  26. ^ "Hong Kong helps Nepal: Quake wrecked homes but not dreams of education". 14 July 2015.
  27. ^ "Creating Room to Read"
  28. ^ "It Began with Books". Newsweek. 29 March 2008.
  29. ^ "You Say You Want a Revolution?"
  30. ^ "The Ultimate Second Act". Archived from the original on 2011-07-10. Retrieved 2011-06-24.
  31. ^ "Memo to Billionaires"
  32. ^ "Northwestern Alumni Medal".
  33. ^ "John Wood - World's Children's Prize".

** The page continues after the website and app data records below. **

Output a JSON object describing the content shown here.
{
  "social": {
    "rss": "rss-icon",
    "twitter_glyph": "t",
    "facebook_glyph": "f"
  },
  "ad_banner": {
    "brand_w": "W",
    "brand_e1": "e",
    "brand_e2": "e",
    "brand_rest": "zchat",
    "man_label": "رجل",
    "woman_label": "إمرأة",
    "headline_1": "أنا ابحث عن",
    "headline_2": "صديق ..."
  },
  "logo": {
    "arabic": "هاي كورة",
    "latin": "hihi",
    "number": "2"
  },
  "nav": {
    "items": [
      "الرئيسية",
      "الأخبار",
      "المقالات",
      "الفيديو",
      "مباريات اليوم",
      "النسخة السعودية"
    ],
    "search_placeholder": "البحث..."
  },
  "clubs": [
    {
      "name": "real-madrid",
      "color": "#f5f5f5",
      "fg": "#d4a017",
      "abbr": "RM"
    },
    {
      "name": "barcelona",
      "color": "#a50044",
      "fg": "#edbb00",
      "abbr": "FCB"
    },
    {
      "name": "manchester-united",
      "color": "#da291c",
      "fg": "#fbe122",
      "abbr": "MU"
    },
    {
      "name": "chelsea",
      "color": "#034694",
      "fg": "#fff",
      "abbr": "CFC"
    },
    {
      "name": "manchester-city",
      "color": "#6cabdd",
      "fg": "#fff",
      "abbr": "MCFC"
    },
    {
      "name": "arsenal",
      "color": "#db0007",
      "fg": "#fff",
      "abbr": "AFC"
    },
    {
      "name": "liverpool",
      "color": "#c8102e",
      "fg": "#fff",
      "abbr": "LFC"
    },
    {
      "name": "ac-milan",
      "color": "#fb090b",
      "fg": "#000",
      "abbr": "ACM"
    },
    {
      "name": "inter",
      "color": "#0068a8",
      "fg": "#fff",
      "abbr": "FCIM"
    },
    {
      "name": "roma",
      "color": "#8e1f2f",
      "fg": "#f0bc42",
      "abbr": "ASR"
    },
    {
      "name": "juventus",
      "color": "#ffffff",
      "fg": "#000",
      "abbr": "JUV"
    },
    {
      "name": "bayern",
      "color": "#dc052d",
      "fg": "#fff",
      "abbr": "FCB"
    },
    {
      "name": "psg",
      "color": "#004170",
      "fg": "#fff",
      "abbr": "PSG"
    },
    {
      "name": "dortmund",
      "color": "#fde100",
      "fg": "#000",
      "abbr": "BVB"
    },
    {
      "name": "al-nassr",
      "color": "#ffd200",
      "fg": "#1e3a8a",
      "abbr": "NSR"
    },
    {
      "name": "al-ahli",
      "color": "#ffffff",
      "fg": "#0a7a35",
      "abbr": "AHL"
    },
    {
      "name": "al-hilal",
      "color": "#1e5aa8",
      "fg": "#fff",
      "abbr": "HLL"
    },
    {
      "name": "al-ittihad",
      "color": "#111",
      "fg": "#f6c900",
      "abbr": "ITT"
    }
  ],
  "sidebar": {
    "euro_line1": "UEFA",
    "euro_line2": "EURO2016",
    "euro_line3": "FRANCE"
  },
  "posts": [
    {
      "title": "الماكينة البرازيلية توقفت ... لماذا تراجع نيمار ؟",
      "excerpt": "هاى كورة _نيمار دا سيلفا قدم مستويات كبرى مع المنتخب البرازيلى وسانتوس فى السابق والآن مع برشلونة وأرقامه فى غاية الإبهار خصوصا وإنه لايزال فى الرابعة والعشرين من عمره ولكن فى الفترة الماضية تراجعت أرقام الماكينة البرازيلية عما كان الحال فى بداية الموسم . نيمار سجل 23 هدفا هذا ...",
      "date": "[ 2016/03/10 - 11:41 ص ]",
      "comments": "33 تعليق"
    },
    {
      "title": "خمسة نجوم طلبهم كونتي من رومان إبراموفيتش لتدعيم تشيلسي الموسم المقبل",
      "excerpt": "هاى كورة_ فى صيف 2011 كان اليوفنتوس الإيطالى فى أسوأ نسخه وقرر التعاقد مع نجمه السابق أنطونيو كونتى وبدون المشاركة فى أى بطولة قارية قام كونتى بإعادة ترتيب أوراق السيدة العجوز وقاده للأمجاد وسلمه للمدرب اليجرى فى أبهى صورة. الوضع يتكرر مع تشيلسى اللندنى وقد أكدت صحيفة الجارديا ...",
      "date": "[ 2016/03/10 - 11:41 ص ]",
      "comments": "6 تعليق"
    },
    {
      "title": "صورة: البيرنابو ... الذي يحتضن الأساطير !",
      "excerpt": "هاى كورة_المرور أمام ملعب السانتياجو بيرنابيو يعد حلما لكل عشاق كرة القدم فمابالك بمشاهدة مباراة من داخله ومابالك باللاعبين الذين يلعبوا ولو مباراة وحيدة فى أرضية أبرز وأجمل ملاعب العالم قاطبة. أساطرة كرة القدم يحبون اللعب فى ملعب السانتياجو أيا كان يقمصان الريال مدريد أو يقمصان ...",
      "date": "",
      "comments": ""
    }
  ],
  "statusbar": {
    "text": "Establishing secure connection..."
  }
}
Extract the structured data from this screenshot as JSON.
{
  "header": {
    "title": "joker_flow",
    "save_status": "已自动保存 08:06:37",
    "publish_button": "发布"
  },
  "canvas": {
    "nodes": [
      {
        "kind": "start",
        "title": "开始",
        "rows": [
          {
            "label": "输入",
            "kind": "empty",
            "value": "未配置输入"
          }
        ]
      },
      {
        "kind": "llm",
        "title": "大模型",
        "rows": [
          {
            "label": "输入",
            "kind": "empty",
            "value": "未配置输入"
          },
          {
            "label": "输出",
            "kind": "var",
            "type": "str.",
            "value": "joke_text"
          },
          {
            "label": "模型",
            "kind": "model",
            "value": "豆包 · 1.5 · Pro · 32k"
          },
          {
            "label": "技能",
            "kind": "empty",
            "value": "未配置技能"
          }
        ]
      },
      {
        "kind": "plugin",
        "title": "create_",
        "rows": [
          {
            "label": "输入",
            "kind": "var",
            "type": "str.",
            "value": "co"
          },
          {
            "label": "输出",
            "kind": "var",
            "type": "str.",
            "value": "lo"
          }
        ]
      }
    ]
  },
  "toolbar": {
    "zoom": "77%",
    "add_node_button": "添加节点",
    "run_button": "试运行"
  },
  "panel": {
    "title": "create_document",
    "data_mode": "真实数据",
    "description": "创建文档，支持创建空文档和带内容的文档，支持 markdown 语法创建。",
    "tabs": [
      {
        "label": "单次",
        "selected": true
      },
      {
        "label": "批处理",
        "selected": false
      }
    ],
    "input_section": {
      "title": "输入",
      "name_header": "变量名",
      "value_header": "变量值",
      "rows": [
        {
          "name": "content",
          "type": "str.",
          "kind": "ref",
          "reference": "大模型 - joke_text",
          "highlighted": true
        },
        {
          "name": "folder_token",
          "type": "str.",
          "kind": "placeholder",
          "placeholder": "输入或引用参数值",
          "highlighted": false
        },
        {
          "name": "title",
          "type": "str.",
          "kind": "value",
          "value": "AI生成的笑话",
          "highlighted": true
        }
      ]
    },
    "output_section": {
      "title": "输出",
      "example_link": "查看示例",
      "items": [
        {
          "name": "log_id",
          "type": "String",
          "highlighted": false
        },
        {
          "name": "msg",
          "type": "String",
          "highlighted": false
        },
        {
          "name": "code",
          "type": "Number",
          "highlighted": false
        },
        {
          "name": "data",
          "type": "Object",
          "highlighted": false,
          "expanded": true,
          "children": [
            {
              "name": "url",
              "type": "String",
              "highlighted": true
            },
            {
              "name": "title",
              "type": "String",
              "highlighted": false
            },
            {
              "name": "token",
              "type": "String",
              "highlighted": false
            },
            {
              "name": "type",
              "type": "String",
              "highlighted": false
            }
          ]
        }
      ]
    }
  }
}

  34. ^ "Tribeca Film Festival, Professor Clayton Christensen and Disruptor Foundation Announce Honorees for Third Annual Tribeca Disruptive Innovation Awards".
  35. ^ "John Wood - Forbes". Forbes.
  36. ^ "Integral Fellows". Retrieved 2022-05-26.
  37. ^ "John Wood | Aspen Global Leadership Network - Fellow Exchange". Archived from the original on 2016-04-03. Retrieved 2016-03-21.
  38. ^[permanent dead link]
  39. ^ DW News (11 April 2022). Companies and individuals leave Hong Kong over zero-COVID policy. DW News. Retrieved 19 April 2022 – via YouTube.{{cite AV media}}: CS1 maint: url-status (link)
  40. ^ Whiting, Sam, "Leaving Microsoft to Change the World", Second Act, October 28, 2010 Archived September 27, 2011, at the Wayback Machine

External linksEdit